6. Optimize Platform Configuration
If you use an ecommerce platform hosted or licensed determine available configurations to improve page load times. Most platforms offer minor tweaks that can lead to significant gains. For example, the default configuration that comes with Magento supports file compression, a content delivery network, and other speed enhancements. A retailers Magento administrator can make these platform optimizations.
7. Use Fewer Round Trips
8. Monitor Site Speed
Check the speed of your ecommerce site periodically to proactively resolve issues. If a page is taking more than 3 seconds to load, it likely needs improving. There are many tools to measure and diagnose site speed. These include Pingdom, Yahoos YSlow, and Googles PageSpeed Insights.
9. Avoid Redirects
Minimize redirects on your site if you have to use them. Each redirect is a separate request to the server that increases load times. Often, retailers continue to maintain redirects from old links to the new ones. These redirects should be removed when most shoppers have started accessing the new URLs directly.
10. Use Fast Hosting Servers
Size your hosting server i.e., RAM, hard drive storage, CPU speed to meet your traffic requirements. This challenge is commonly seen with retailers that have grown, but still use a smaller server (or shared servers).
Ask your hosting provider to size the server based on peak user load, probable traffic growth in the next year, and memory requirements.
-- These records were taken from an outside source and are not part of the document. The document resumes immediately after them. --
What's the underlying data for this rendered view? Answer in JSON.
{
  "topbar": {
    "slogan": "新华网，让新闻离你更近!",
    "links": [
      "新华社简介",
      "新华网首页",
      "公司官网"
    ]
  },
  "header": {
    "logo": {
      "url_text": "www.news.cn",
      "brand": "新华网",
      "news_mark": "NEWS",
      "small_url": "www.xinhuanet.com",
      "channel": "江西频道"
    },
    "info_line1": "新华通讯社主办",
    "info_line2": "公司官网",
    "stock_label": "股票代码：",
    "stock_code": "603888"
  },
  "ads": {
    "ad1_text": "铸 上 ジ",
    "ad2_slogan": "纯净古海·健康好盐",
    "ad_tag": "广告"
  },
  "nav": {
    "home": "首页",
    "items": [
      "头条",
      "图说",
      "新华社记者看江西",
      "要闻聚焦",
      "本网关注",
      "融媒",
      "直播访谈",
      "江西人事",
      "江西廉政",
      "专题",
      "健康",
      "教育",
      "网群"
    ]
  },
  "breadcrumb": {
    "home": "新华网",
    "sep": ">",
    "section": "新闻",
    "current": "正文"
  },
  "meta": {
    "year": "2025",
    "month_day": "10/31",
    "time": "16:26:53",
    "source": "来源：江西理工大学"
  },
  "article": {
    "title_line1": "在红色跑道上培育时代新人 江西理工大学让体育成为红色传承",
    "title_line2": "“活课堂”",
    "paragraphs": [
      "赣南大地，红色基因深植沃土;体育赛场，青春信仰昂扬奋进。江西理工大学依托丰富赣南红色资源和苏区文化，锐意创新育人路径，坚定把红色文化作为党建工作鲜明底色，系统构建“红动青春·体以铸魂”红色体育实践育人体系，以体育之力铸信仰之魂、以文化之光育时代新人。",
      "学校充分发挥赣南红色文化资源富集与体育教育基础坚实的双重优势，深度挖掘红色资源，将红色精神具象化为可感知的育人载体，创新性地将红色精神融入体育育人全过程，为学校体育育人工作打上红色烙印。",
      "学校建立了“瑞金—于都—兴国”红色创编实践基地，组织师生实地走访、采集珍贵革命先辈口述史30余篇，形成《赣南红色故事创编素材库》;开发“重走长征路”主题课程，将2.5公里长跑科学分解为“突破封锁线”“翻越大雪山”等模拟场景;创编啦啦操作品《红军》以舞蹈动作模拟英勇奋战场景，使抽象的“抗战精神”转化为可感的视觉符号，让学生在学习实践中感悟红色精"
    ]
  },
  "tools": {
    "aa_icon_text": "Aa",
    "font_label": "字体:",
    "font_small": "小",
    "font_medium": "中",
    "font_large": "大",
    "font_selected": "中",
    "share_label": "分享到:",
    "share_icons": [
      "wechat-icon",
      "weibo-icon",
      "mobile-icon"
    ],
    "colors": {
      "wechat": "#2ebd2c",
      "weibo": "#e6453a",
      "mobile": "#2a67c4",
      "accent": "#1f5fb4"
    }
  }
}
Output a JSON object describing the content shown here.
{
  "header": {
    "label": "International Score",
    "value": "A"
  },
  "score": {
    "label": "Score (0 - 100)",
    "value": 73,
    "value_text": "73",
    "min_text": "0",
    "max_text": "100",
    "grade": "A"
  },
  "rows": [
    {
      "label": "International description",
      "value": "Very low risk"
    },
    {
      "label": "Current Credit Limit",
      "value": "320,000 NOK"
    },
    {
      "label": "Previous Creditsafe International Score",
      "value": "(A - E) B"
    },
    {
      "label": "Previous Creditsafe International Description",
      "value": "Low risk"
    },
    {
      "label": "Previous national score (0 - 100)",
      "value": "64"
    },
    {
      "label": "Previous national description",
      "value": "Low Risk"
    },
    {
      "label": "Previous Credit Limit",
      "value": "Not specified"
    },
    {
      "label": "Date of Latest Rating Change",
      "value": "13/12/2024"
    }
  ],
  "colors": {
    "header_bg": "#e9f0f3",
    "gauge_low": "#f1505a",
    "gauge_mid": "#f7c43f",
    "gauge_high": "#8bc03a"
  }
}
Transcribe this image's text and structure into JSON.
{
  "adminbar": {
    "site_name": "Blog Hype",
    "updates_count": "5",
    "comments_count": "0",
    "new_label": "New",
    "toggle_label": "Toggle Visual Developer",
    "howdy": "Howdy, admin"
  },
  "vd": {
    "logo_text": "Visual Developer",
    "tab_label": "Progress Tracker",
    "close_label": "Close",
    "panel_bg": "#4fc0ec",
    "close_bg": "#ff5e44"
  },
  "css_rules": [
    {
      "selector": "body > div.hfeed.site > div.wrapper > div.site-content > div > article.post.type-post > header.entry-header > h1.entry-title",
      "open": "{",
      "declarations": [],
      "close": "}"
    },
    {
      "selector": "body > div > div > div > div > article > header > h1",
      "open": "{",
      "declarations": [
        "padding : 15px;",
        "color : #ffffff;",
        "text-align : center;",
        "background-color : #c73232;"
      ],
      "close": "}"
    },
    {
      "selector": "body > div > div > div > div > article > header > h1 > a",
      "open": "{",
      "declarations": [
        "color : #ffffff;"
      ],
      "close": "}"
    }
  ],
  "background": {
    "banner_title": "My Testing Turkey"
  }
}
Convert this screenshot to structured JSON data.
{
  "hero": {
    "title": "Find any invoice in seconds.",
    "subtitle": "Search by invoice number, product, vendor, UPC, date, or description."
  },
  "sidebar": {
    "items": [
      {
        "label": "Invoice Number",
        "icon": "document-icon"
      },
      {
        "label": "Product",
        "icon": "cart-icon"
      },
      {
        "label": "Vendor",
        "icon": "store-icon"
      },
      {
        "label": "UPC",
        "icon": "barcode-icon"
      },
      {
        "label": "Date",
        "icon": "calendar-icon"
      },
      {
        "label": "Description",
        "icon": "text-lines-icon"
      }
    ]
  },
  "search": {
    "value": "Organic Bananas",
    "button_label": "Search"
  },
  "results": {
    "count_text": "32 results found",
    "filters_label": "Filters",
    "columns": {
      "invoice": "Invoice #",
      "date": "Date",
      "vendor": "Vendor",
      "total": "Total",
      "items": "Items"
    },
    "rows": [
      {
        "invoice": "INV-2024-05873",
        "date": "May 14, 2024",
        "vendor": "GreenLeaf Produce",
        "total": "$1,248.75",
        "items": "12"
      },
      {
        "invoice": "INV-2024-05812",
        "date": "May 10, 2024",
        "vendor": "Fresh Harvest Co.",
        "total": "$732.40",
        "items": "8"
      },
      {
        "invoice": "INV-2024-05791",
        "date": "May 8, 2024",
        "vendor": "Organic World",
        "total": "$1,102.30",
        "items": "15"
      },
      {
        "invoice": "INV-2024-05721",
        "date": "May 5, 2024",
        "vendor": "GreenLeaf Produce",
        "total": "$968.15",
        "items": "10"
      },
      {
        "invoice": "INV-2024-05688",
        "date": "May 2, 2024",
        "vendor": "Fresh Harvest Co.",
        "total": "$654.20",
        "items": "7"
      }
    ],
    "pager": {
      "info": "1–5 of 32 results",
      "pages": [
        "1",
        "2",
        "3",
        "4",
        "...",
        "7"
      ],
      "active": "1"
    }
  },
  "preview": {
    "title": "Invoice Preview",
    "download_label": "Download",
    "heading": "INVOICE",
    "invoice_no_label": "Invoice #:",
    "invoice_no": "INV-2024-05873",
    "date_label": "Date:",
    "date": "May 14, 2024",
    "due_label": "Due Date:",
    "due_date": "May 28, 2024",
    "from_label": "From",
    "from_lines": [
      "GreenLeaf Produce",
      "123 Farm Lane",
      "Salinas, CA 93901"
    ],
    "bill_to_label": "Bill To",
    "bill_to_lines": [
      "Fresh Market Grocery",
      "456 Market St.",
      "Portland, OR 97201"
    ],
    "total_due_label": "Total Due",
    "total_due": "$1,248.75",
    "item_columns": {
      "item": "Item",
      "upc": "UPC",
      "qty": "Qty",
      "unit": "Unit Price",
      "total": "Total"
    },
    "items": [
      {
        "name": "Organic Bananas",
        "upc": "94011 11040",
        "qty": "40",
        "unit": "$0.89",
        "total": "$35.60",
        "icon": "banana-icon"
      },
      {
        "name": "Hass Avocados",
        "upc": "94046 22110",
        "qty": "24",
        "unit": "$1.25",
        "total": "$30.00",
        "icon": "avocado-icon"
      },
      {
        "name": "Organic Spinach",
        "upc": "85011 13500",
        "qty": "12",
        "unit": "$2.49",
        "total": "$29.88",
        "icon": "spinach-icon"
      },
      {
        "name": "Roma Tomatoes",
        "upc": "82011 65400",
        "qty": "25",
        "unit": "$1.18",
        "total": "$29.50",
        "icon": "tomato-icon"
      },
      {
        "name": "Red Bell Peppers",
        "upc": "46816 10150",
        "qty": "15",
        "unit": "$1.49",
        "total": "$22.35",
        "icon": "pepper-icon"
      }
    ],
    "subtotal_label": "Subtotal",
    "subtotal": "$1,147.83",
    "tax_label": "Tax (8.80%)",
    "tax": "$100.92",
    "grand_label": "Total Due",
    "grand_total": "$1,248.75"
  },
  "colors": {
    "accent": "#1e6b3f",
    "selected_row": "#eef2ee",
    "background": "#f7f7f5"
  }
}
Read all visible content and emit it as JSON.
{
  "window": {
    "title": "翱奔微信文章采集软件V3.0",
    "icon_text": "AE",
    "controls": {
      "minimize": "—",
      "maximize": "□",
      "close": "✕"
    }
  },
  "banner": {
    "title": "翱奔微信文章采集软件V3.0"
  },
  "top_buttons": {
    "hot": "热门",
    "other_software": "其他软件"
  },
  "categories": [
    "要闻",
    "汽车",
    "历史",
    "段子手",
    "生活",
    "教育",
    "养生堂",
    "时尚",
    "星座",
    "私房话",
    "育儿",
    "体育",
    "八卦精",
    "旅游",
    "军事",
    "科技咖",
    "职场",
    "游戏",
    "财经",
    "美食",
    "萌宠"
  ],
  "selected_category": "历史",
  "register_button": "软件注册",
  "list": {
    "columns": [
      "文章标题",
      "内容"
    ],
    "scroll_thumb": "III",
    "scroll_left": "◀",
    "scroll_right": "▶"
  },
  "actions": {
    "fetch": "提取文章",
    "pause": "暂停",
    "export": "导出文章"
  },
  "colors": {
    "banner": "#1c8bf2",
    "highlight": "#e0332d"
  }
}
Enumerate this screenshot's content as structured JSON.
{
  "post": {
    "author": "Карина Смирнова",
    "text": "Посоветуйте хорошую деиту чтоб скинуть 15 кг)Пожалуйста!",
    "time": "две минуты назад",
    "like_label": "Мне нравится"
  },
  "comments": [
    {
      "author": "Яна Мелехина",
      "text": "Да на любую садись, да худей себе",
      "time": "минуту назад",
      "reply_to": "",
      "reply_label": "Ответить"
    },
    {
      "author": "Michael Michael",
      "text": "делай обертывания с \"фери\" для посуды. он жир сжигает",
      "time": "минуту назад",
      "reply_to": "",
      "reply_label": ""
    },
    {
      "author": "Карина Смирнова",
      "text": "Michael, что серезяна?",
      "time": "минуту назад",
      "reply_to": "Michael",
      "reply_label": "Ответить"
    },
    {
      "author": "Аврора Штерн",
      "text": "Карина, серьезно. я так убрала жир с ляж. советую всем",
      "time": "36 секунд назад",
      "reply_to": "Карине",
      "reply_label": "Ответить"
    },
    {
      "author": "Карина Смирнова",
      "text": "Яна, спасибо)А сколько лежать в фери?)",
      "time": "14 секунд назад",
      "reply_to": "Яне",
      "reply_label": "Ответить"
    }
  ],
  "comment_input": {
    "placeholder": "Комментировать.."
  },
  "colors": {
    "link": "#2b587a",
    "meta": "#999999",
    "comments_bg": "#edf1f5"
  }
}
Then set up email alerts if the defined thresholds such as peak traffic loads are exceeded. This will tell you to resize your server.
Speed is extremely important when it comes to user experience. No one likes a slow website, a slow computer, or a slow app. But for online stores, a slow website can actually costs you business.In simpler words, slow websites can lead to lower sales. Now apart from user experience and sales, eCommerce site speed also affects your SEO rankings. You see why you really need take this article seriously?